Getting to the Gosford Glyphs
The Gosford Glyphs have become increasingly popular, so if you can avoid weekends – or pick a drizzly day – otherise you may find the carpark full when you arrive. The quickest and easiest way to get there is via the Bambara Road Firetrail; there is a car park next to the start of the trail.
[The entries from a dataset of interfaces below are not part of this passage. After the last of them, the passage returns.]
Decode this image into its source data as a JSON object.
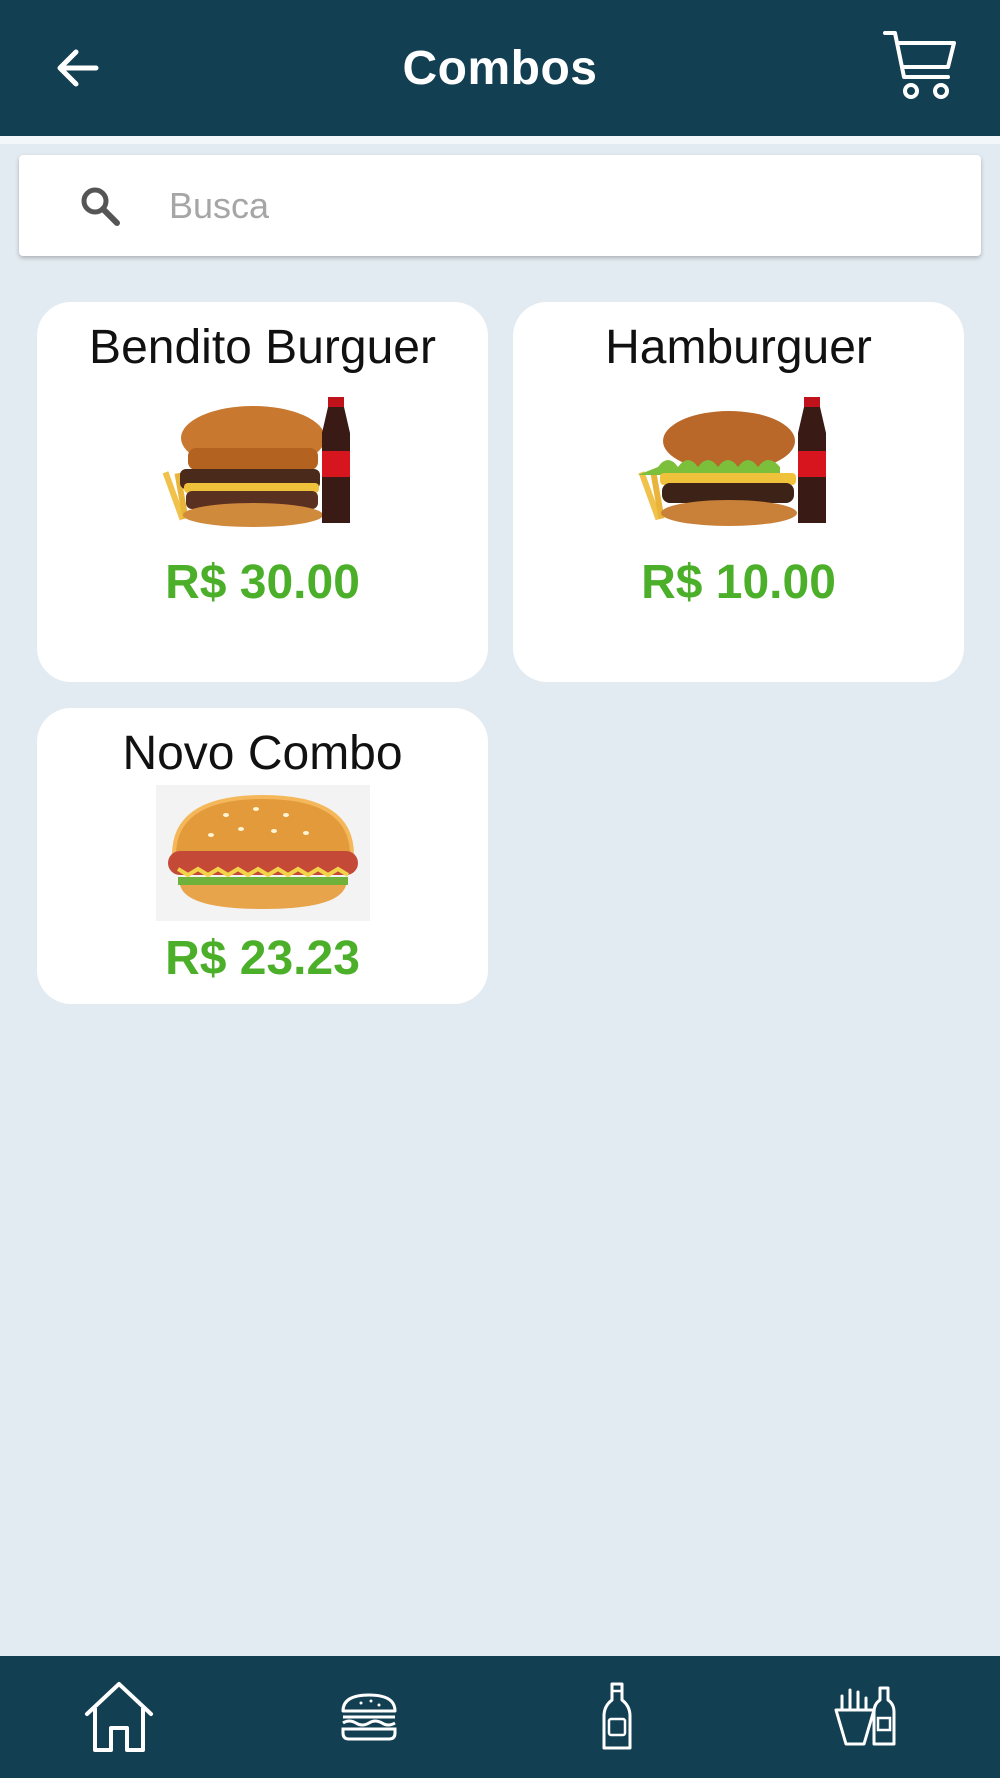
{
  "header": {
    "title": "Combos",
    "back_icon": "arrow-left-icon",
    "cart_icon": "cart-icon"
  },
  "search": {
    "placeholder": "Busca",
    "value": ""
  },
  "combos": [
    {
      "name": "Bendito Burguer",
      "price": "R$ 30.00",
      "image": "burger-with-coke-and-fries"
    },
    {
      "name": "Hamburguer",
      "price": "R$ 10.00",
      "image": "burger-with-lettuce-coke-and-fries"
    },
    {
      "name": "Novo Combo",
      "price": "R$ 23.23",
      "image": "hotdog-burger-illustration"
    }
  ],
  "bottom_nav": [
    {
      "icon": "home-icon"
    },
    {
      "icon": "burger-icon"
    },
    {
      "icon": "bottle-icon"
    },
    {
      "icon": "fries-and-drink-icon"
    }
  ],
  "colors": {
    "bar": "#133f52",
    "background": "#e3ebf2",
    "price": "#4caf2a"
  }
}
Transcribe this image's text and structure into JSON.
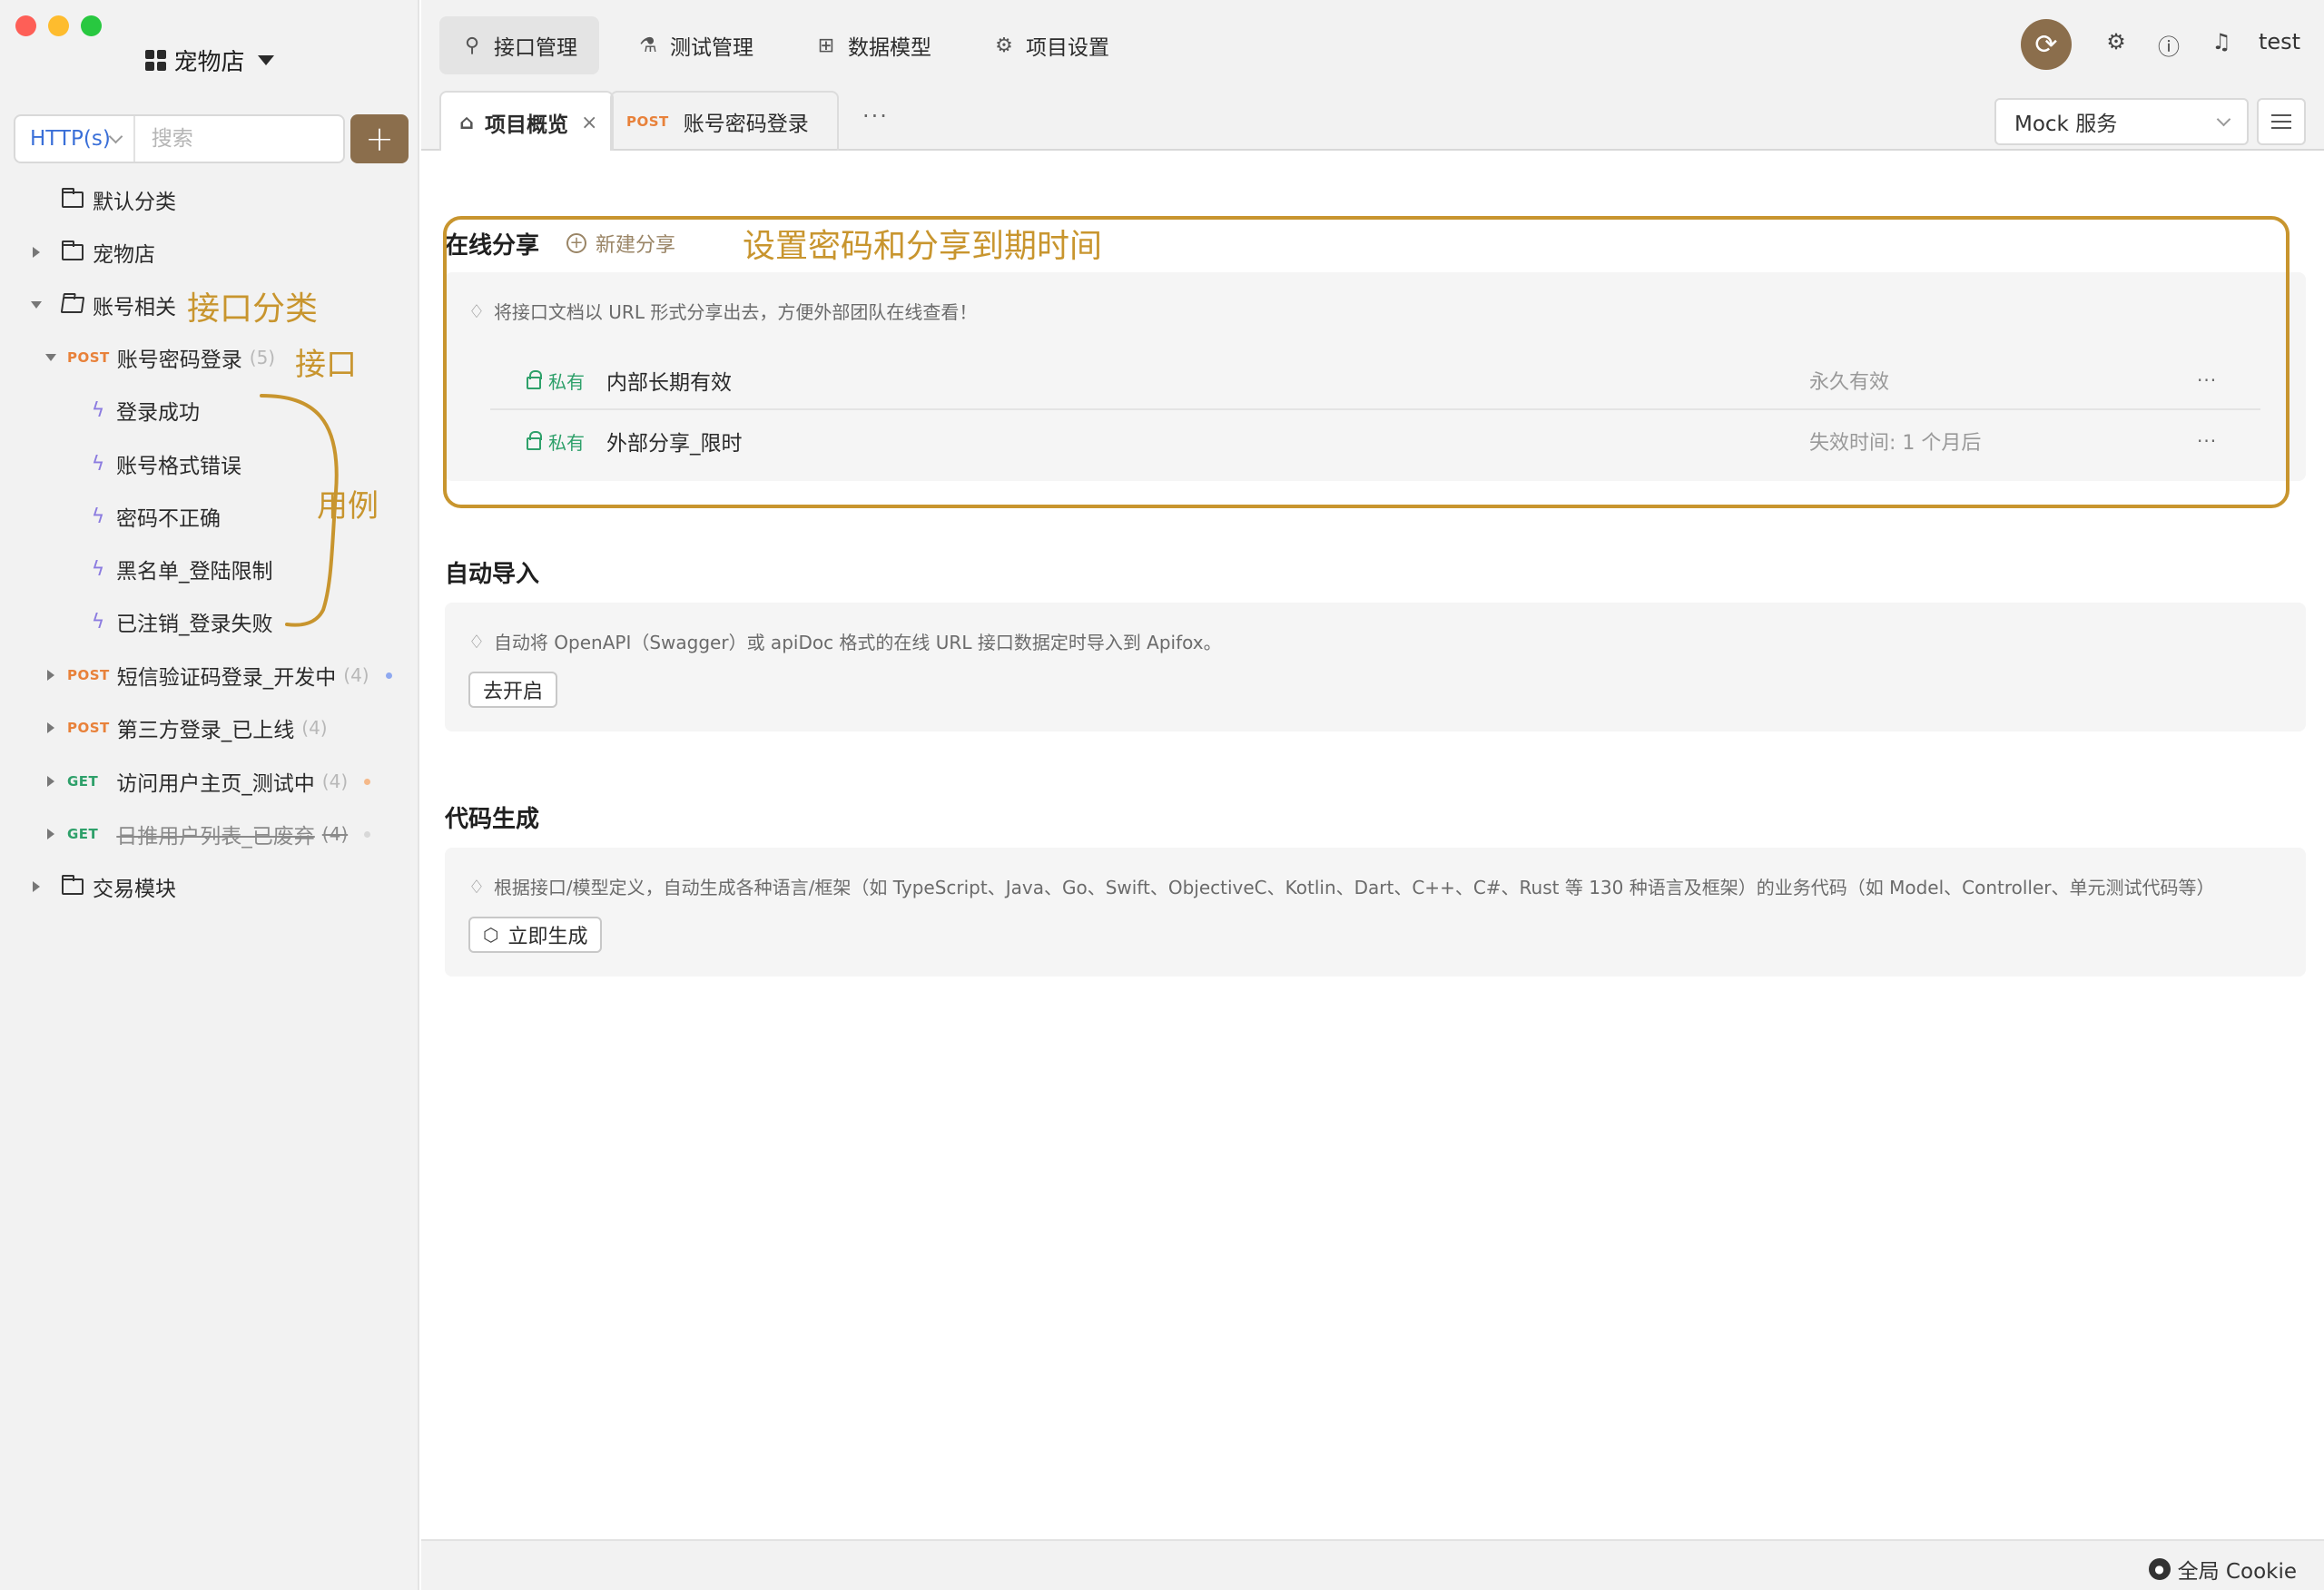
{
  "window": {
    "project_name": "宠物店"
  },
  "sidebar": {
    "protocol": "HTTP(s)",
    "search_placeholder": "搜索",
    "add_label": "+",
    "tree": [
      {
        "type": "folder",
        "label": "默认分类"
      },
      {
        "type": "folder",
        "label": "宠物店"
      },
      {
        "type": "folder",
        "label": "账号相关",
        "expanded": true
      },
      {
        "type": "api",
        "method": "POST",
        "label": "账号密码登录",
        "count": "(5)",
        "expanded": true
      },
      {
        "type": "case",
        "label": "登录成功"
      },
      {
        "type": "case",
        "label": "账号格式错误"
      },
      {
        "type": "case",
        "label": "密码不正确"
      },
      {
        "type": "case",
        "label": "黑名单_登陆限制"
      },
      {
        "type": "case",
        "label": "已注销_登录失败"
      },
      {
        "type": "api",
        "method": "POST",
        "label": "短信验证码登录_开发中",
        "count": "(4)",
        "dot_color": "#8fa9f0"
      },
      {
        "type": "api",
        "method": "POST",
        "label": "第三方登录_已上线",
        "count": "(4)"
      },
      {
        "type": "api",
        "method": "GET",
        "label": "访问用户主页_测试中",
        "count": "(4)",
        "dot_color": "#f5b98a"
      },
      {
        "type": "api",
        "method": "GET",
        "label": "日推用户列表_已废弃",
        "count": "(4)",
        "dot_color": "#d8d8d8",
        "deprecated": true
      },
      {
        "type": "folder",
        "label": "交易模块"
      }
    ],
    "annotations": {
      "category": "接口分类",
      "api": "接口",
      "cases": "用例"
    }
  },
  "topnav": {
    "tabs": [
      {
        "label": "接口管理",
        "icon": "link-icon",
        "active": true
      },
      {
        "label": "测试管理",
        "icon": "flask-icon"
      },
      {
        "label": "数据模型",
        "icon": "model-icon"
      },
      {
        "label": "项目设置",
        "icon": "gear-icon"
      }
    ],
    "user": "test"
  },
  "doctabs": {
    "tabs": [
      {
        "label": "项目概览",
        "icon": "bank-icon",
        "active": true
      },
      {
        "method": "POST",
        "label": "账号密码登录"
      }
    ],
    "more": "···",
    "env_select": "Mock 服务"
  },
  "main": {
    "share": {
      "title": "在线分享",
      "new_label": "新建分享",
      "annotation": "设置密码和分享到期时间",
      "hint": "将接口文档以 URL 形式分享出去，方便外部团队在线查看！",
      "rows": [
        {
          "tag": "私有",
          "name": "内部长期有效",
          "expiry": "永久有效"
        },
        {
          "tag": "私有",
          "name": "外部分享_限时",
          "expiry": "失效时间: 1 个月后"
        }
      ],
      "row_more": "···"
    },
    "import": {
      "title": "自动导入",
      "hint": "自动将 OpenAPI（Swagger）或 apiDoc 格式的在线 URL 接口数据定时导入到 Apifox。",
      "button": "去开启"
    },
    "codegen": {
      "title": "代码生成",
      "hint": "根据接口/模型定义，自动生成各种语言/框架（如 TypeScript、Java、Go、Swift、ObjectiveC、Kotlin、Dart、C++、C#、Rust 等 130 种语言及框架）的业务代码（如 Model、Controller、单元测试代码等）",
      "button": "立即生成"
    }
  },
  "statusbar": {
    "cookie": "全局 Cookie"
  },
  "colors": {
    "accent": "#8b6e4c",
    "annotation": "#c8952e",
    "post": "#e8813a",
    "get": "#2ea06a"
  }
}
You can return the same way, or continue up to the Lyre Trig and return via the Lyre Trig Firetrail (if doing the loop you need a detailed map, as you’re not following an official trail – allthough you should quickly pick up a rough trail above the Gosford Glyphs.
More information on the Gosford Glyphs / Kariong Hieroglyphs
- Australian Geographic – The Gosford glyphs, debunked
- Kariong Hieroglyphs – Theories and Rumours
- NPWS Letter – information on hieroglyphs
- All things Woy – Alan Dash speaks about the Gosford Glyphs
- ABC News – Egyptologist debunks new claims about ‘Gosford glyphs’
In the same way that photographing Aboriginal rock art is best with low, angled light you can use an off-camera flash to bring out the details of the hieroglyphs.
Pawel Olas · April 1, 2022 at 5:56 pm
nice guide and very nice photos. thanks for sharing.
European and indigenous history on the family-friendly Kanning Walk | Hiking the World · July 27, 2022 at 8:00 pm
[…] angophoras; one of them looks similar to thought to be an Aboriginal birthing tree above the Gosford Glyphs. (Birthing trees. marked a place where women gave birth, mixing the placentas with seed that were […]